Downtown Belo Horizonte is a sight in itself, as planned cities often are. It's worth strolling the center admiring the broad avenues and smaller streets branching off at odd angles. The city center is safe and pleasant, and there are often shops to browse and cafes at which to snack.

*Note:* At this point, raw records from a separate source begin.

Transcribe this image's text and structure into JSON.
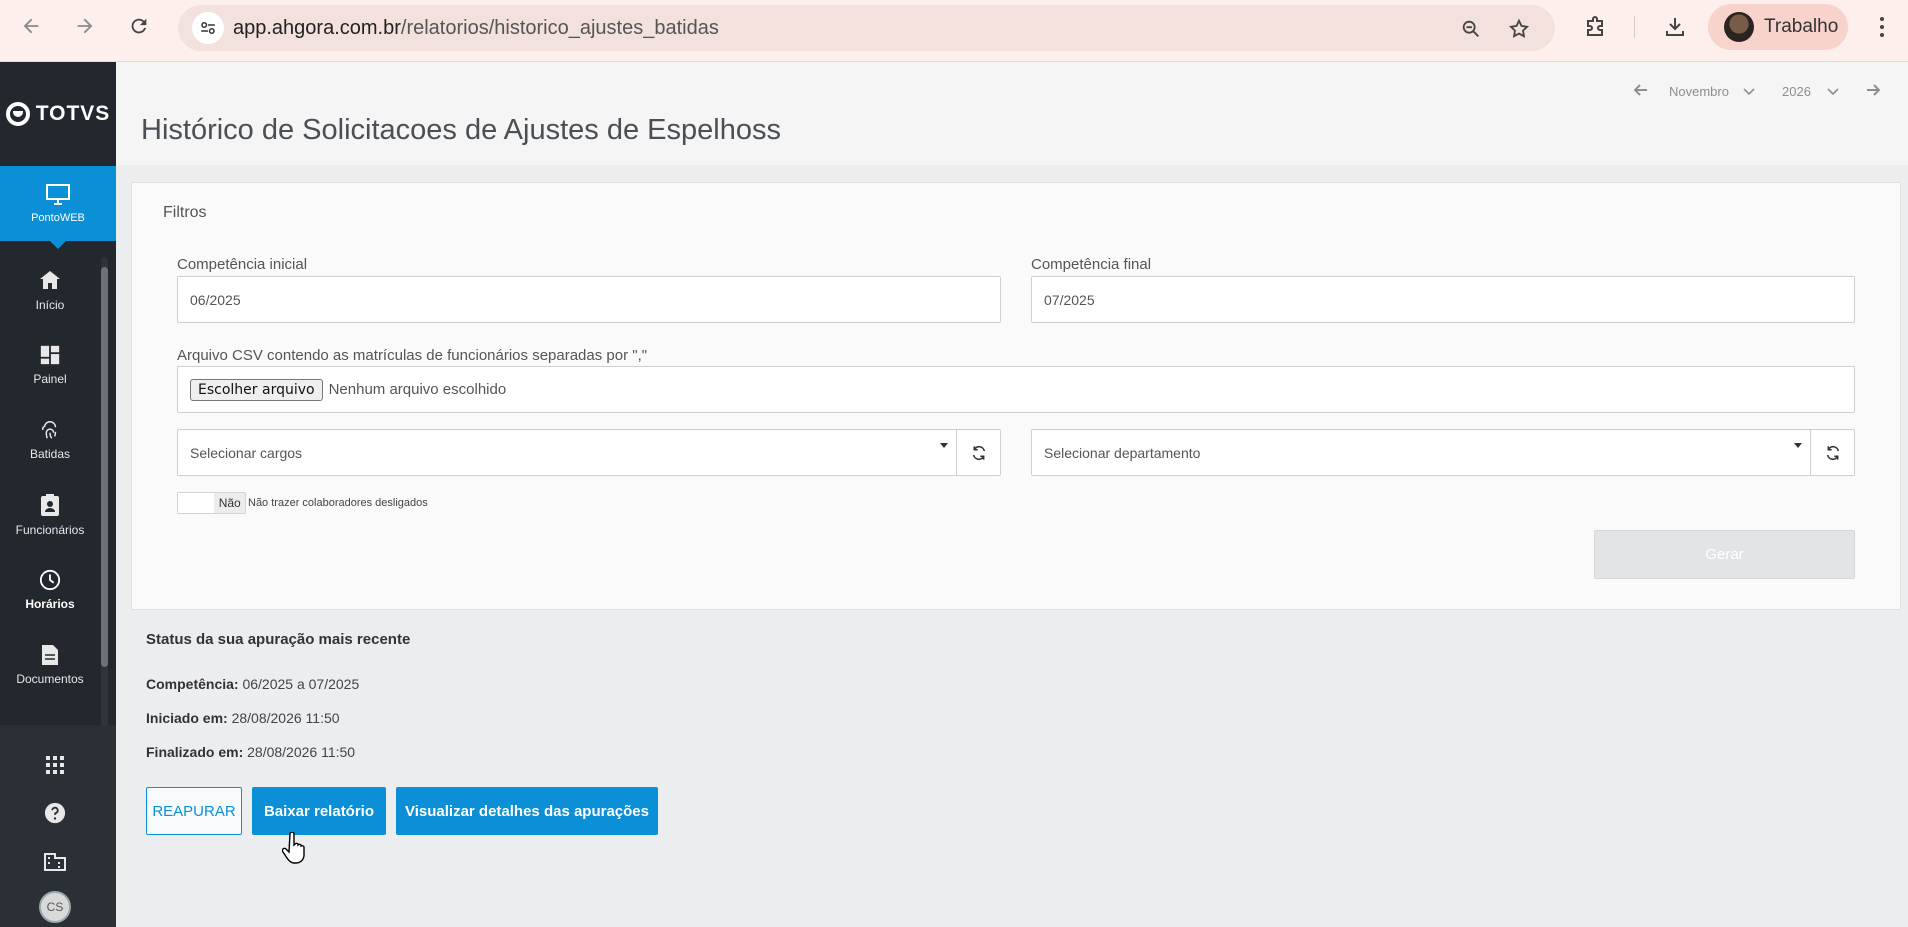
{
  "browser": {
    "url_host": "app.ahgora.com.br",
    "url_path": "/relatorios/historico_ajustes_batidas",
    "profile_label": "Trabalho"
  },
  "sidebar": {
    "logo": "TOTVS",
    "module": "PontoWEB",
    "items": [
      {
        "label": "Início",
        "icon": "home-icon"
      },
      {
        "label": "Painel",
        "icon": "dashboard-icon"
      },
      {
        "label": "Batidas",
        "icon": "fingerprint-icon"
      },
      {
        "label": "Funcionários",
        "icon": "badge-icon"
      },
      {
        "label": "Horários",
        "icon": "clock-icon"
      },
      {
        "label": "Documentos",
        "icon": "document-icon"
      }
    ],
    "user_initials": "CS"
  },
  "header": {
    "title": "Histórico de Solicitacoes de Ajustes de Espelhoss",
    "month": "Novembro",
    "year": "2026"
  },
  "filters": {
    "title": "Filtros",
    "start_label": "Competência inicial",
    "start_value": "06/2025",
    "end_label": "Competência final",
    "end_value": "07/2025",
    "csv_label": "Arquivo CSV contendo as matrículas de funcionários separadas por \",\"",
    "file_button": "Escolher arquivo",
    "file_none": "Nenhum arquivo escolhido",
    "roles_placeholder": "Selecionar cargos",
    "dept_placeholder": "Selecionar departamento",
    "toggle_value": "Não",
    "toggle_text": "Não trazer colaboradores desligados",
    "generate_button": "Gerar"
  },
  "status": {
    "title": "Status da sua apuração mais recente",
    "competencia_label": "Competência:",
    "competencia_value": "06/2025 a 07/2025",
    "iniciado_label": "Iniciado em:",
    "iniciado_value": "28/08/2026 11:50",
    "finalizado_label": "Finalizado em:",
    "finalizado_value": "28/08/2026 11:50"
  },
  "actions": {
    "reapurar": "REAPURAR",
    "baixar": "Baixar relatório",
    "detalhes": "Visualizar detalhes das apurações"
  },
  "colors": {
    "accent": "#0b8fd6",
    "sidebar": "#23272e",
    "chrome": "#fcefec"
  }
}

Start with a visit to the Praça da Liberdade, located where the two broad avenues -- Avenida Brasil and Avenida Cristovão Colombo -- intersect. This was BH's central square -- deliberately modeled on Paris -- with fountains and a green central garden surrounded by official government buildings. Initially, the buildings were neoclassical, but as time wore on a modern Niemeyer building was put up, and then a postmodern pastiche was added to the mix. The square still works, though. Recently, the state government relocated to a large government compound near Confins airport, and the government buildings on the square were repurposed as museums. These include the Museum of Mineralogy, Av. Bias Fortes 50 (tel. 031/3271-3415; Wed-Sun 9am-5pm; admission R$3), and the Mineiro Museum, Av. João Pinheiro 342 (tel. 031/3269-1168; Wed-Sat 10am-6pm, Sun till 4pm; admission R$5), a neoclassical building featuring art and antiques of Mineiro origin.

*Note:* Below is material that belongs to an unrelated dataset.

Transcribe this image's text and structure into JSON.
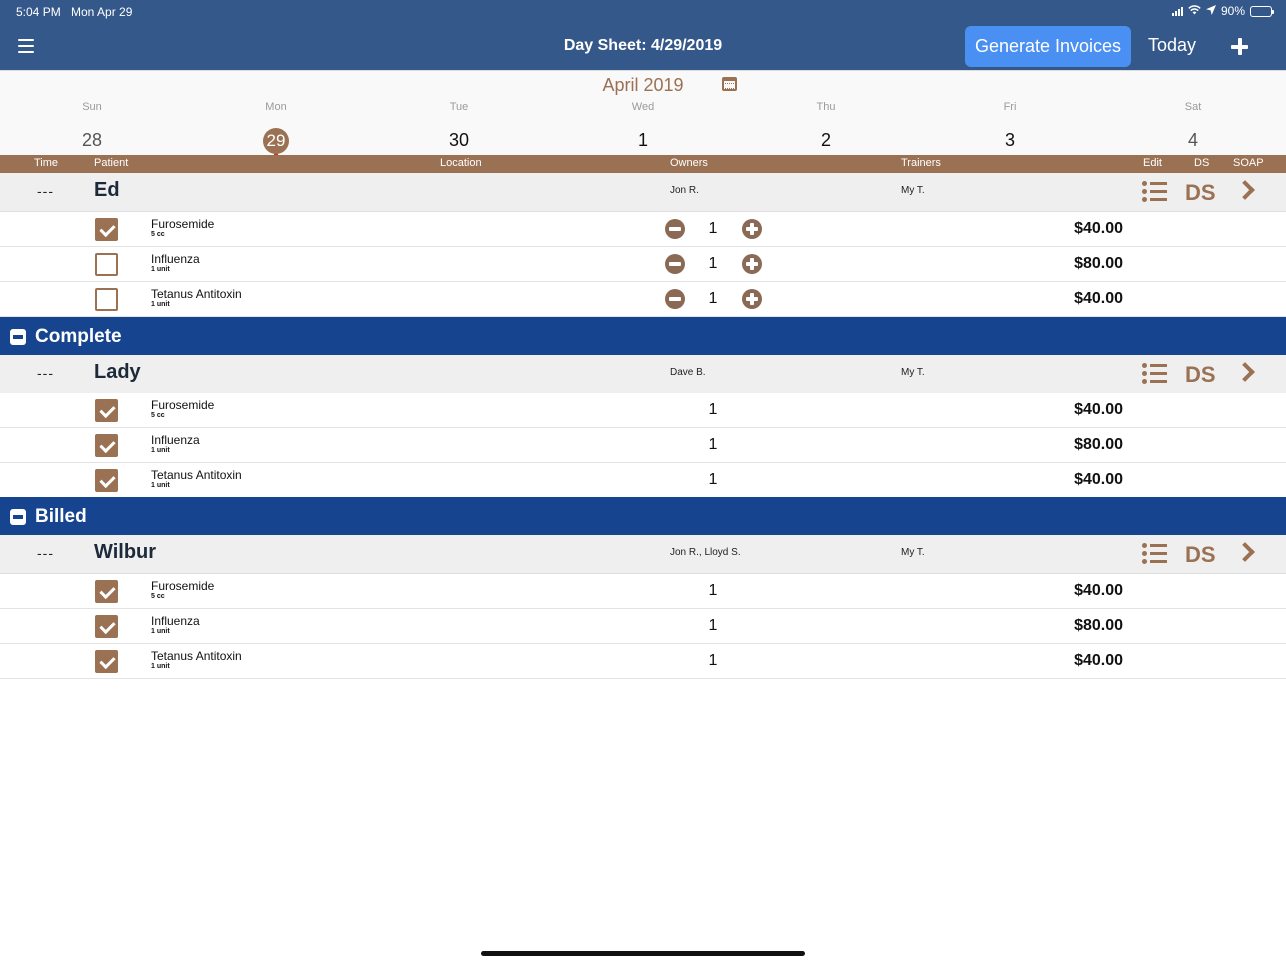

Also worth a visit is the Mercado Central, Av. Augusto de Lima 744 (tel. 031/3274-9434; Mon-Sat 7am-6pm, Sun till 1pm), BH's huge covered produce and fresh meat market. There's local cachaças, cheeses, fresh fruit, and numerous little botecos. Stop by Casa Cheia, Mercado Central (tel. 031/3274-9585), for a sandwich of smoked turkey and quiabo, or smoked pork, or some homemade sausage.

The Praça de Estação (officially called Praça Rui Barbosa, but no one does) is the site of the old railway station. A suburban Metrô still operates from here, but the attraction is the neoclassical grace of the square and train station, now repurposed as the Museu de Artes e Oficios (Museum of Arts and Crafts), Praça Rui Barbosa s/n (tel. 031/3248-8600; www.mao.org.br; Wed-Fri noon-7pm, Sat-Sun 11am-5pm; admission R$4). The museum uses displays, actual tools, and photographs to demonstrate the ways in which craftsmen and artisans make things. It's an intriguing concept, and a lovely display space.

Farther out from the city center one finds Lake Pampulha, and the Pampulha Architectural Complex. The area took shape in the 1940s, when a progressive young mayor named Juscelino Kubitschek hired an ambitious young architect named Oscar Niemeyer to design a complex of ceremonial buildings to give some form to what was then a new neighborhood on the edge of the city. Niemeyer's curvy forms and raw concrete didn't please everyone. The wavy-topped Church of St. Francis of Assisi (closed for renovations) is now a city icon, but it took the Catholic diocese 16 years to resign itself to the design, and actually consecrate the building as a church. The vivid blue exterior tiles are by noted Brazilian artist Portinari. The other buildings in the complex are less interesting. The ex-casino is now the Museu de Artes da Pampulha (tel. 031/3443-4533; Wed-Sun 9am-5pm), which features visiting exhibits and sculptures in its garden. The small Casa de Baile, or dance hall, is now mostly closed, and anyway best appreciated from the outside.

The complex was completed in 1943. The mayor was so pleased with the results that when he became president 13 years later, he hired the same architect to design an entirely new city: Brasilia.

One of the best new sights in Belo Horizonte is Inhotim, Hwy. BR-381, Km 490, Brumadinho (tel. 031/3227-0001; www.inhotim.org.br; Wed and Fri 9:30am-4:30pm, Sat-Sun 9:30am-5:30pm; admission R$15, children 12 and under R$7.50), an hour's drive from the city center, but well worth the trip. Opened in 2008 by a wealthy Mineiro industrialist, Inhotim is at its heart a modern art museum, with some 500 works by Brazilian and international artists, dating from the 1960s onward. What makes Inhotim special is the setting: a vast and beautiful tropical landscape, much of it laid out by noted Brazilian landscape designer Roberto Burle Marx. The paintings, sculptures, drawings, photographs, video, and sound installations are integrated into this vast tropical arcadia in innovative and intriguing ways.

It is best to travel by car to the museum. On Saturdays and Sundays you can also reach the museum by bus, departing at 9am from platform F2 of the Belo Horizonte bus station, returning at 4:30pm (R$10; 90 min.). Contact Saritur (tel. 031/3419-1800) for details.

Note: This information was accurate when it was published, but can change without notice. Please be sure to confirm all rates and details directly with the companies in question before planning your trip.